For the past few years there has been a big focus on attributing attacks. The government has always been in the game (but obviously keeping it close to the vest) and recently vendors have been getting into the action for marketing, PR, and threat intel sales purposes (thanks to Mandiant for starting that one). This trend has led to a lot of other organizations trying to attribute attacks against them as well. If I have one word of advice for most out there, it would be “STOP.”
For almost all but the very elite, trying to figure out the “who” is a waste of time. Even if you do pull together some semblance of the attacker, there is not much most can do besides maybe reporting it to the authorities. And depending on the level of the adversary, you may never hear anything back due to sensitivity or classification concerns.
The resources exhausted on trying to figure out the “who” are much better spent on understanding the “how” of each attack.

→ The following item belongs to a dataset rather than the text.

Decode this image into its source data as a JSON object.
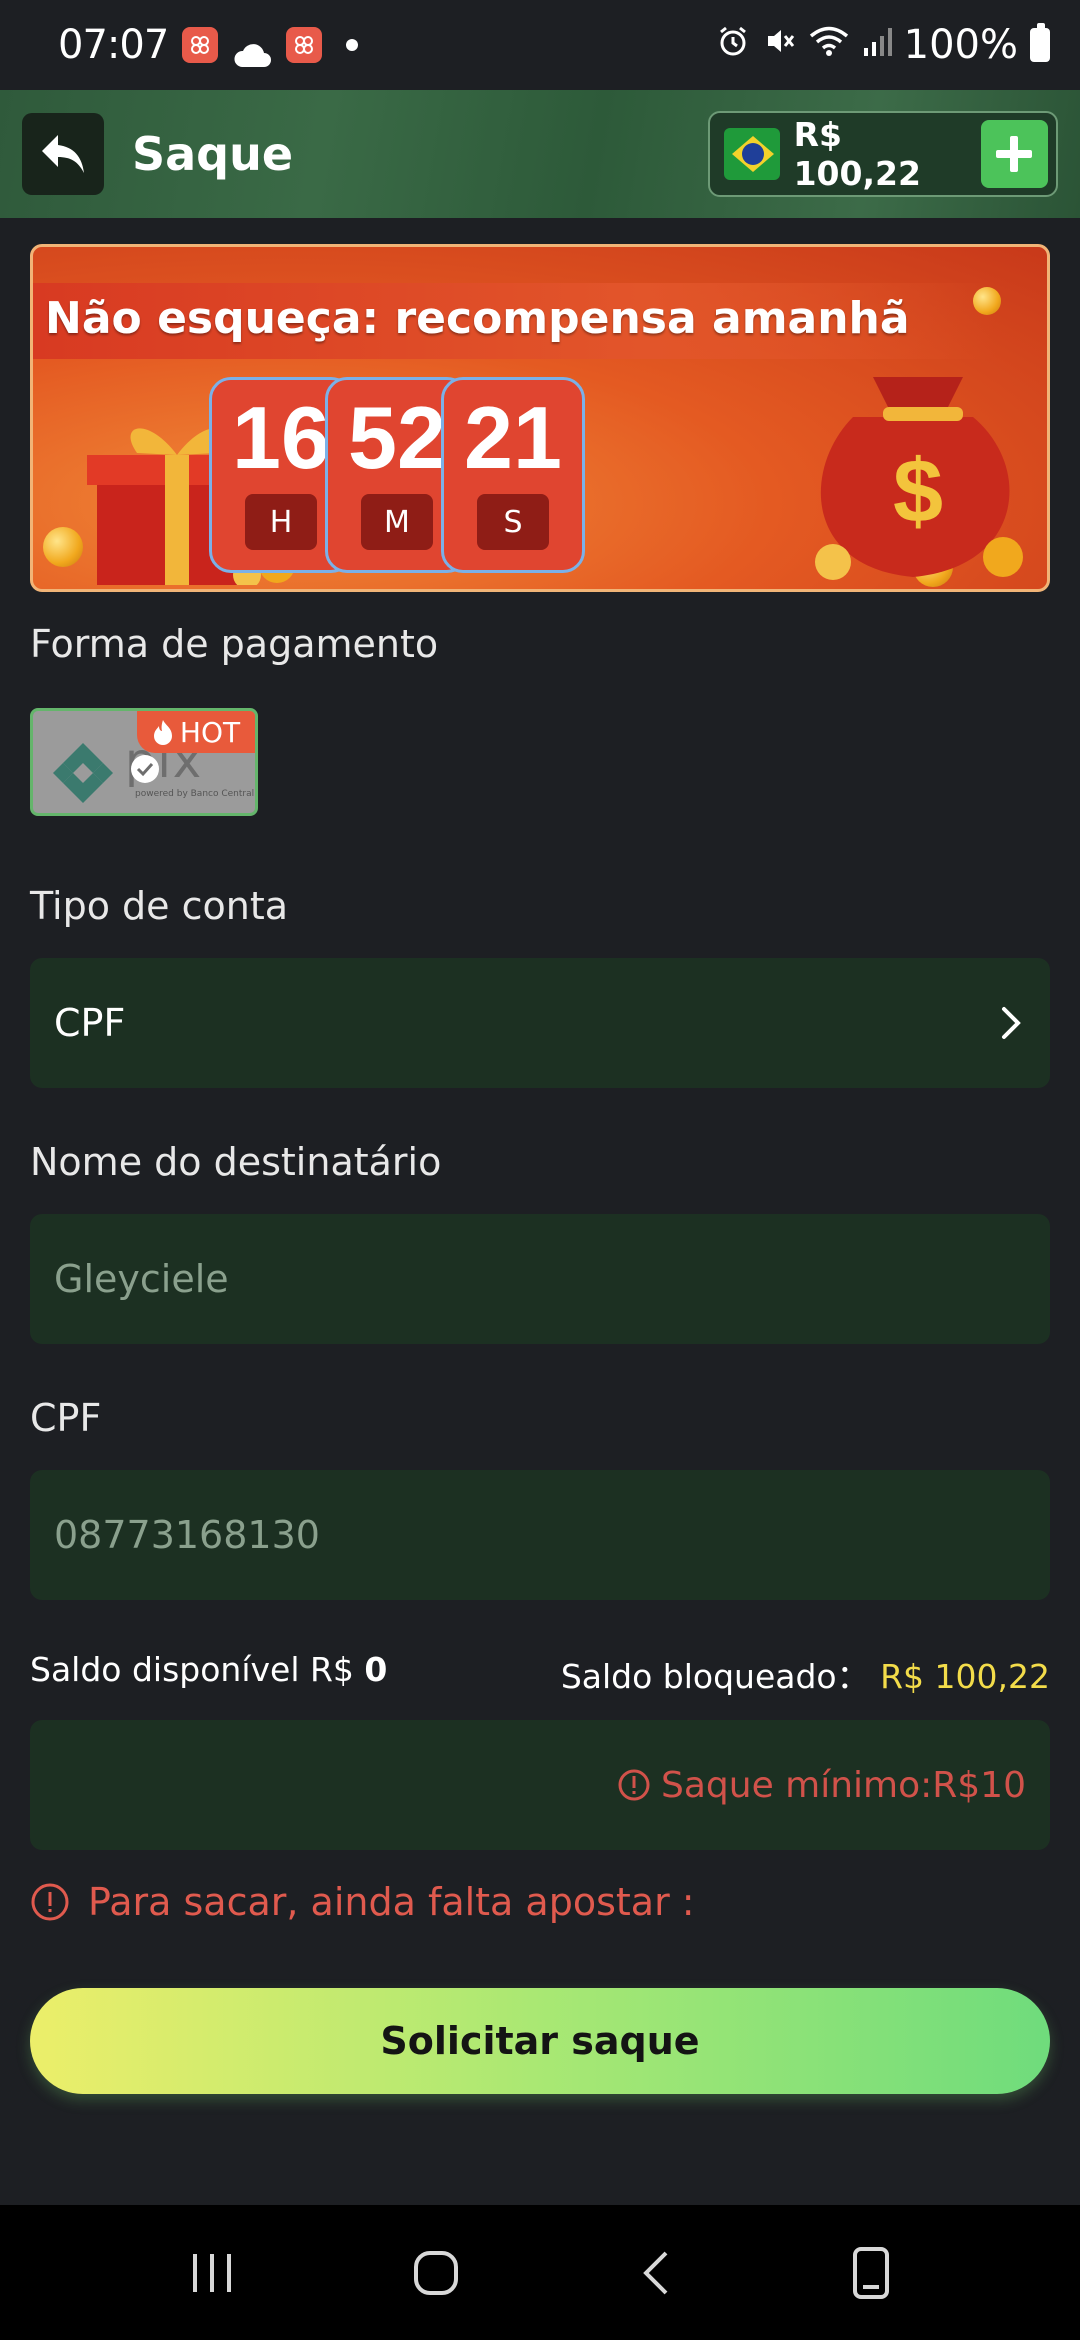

Cross-referencing this understanding with other researched attacks surfaces trends that begin to solidify adversary TTPs organizations can use to do the one thing they should be focusing on — detecting and preventing future attacks.
Many in the threat intel community have been saying this exact same thing for a while but for the purposes of this article I am going to use @krypt3ia’s famous reference in his discussion of the Ashley Madison compromise. Enjoy!
“It’s not about the who… It’s about the how. Learn from the how and attempt to prevent it in the future” – @krypt3ia
Today’s post pic is from Twitter.com. See ya!